“I see Azinga picking his spots and punches. I think he can hurt Ogawa, win rounds and stop him late or win a unanimous decision.”
Fuzile has had a somewhat turbulent couple of years. In September 2019 – in an IBF eliminator – he was stopped in eight in his hometown of East London by Tajikstan’s Shavkat Rakhimov.
A subsequent protest by Nathan relating to alleged use of prohbited smelling salts by the Rakhimov corner was rejected by the IBF.
However – in a twist many have argued represents some form of karmic justice – an injury to Rakhimov, who was originally due to fight Ogawa, now sees Fuzile get his world title chance.

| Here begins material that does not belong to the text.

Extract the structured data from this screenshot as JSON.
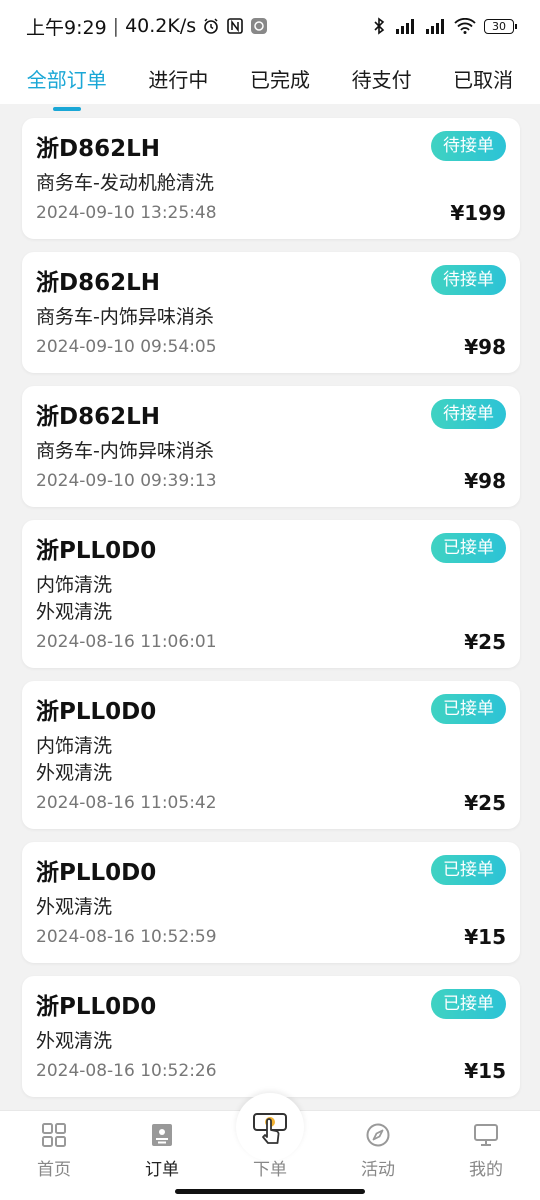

Since the Rakhimov loss, Fuzile has re-hired his former trainer Chief Njekanye, but retained Nathan as his manager.
“Our paths and relationship have slightly altered,” Nathan explains. “Azinga left his old trainer [Chief Njekanye] to come to me and then things went full circle when he left me to go back to his old trainer. But I still manage the kid.
“I do all the deals for Azinga and my responsibility is to get him the right opportunities, the right fights and the best deals. We got him the eliminator against Martin Ward for him on the undercard of Haney vs Linares. He looked really good in that fight.
“Azinga was a really good amateur and travelled abroad, but this fight is in another league. The experience in Vegas will have given him a lot of confidence. He beat Ward emphatically.
“The Rakhimov loss was a wake-up call. He got caught by a horrible punch. That can happen. But he dusted himself off and got back in the win column. He was out for a long time before the Ward fight.
“We weren’t supposed to get this opportunity but Rakhimov got injured and Azinga was next in line. Obviously we had tried to get the Rakhimov result overturned.
“That didn’t happen but now we’ve got our shot instead and it’s up to Azinga to take it. And if he does it will be massive for South African boxing because we don’t have a legitimate world champion right now.”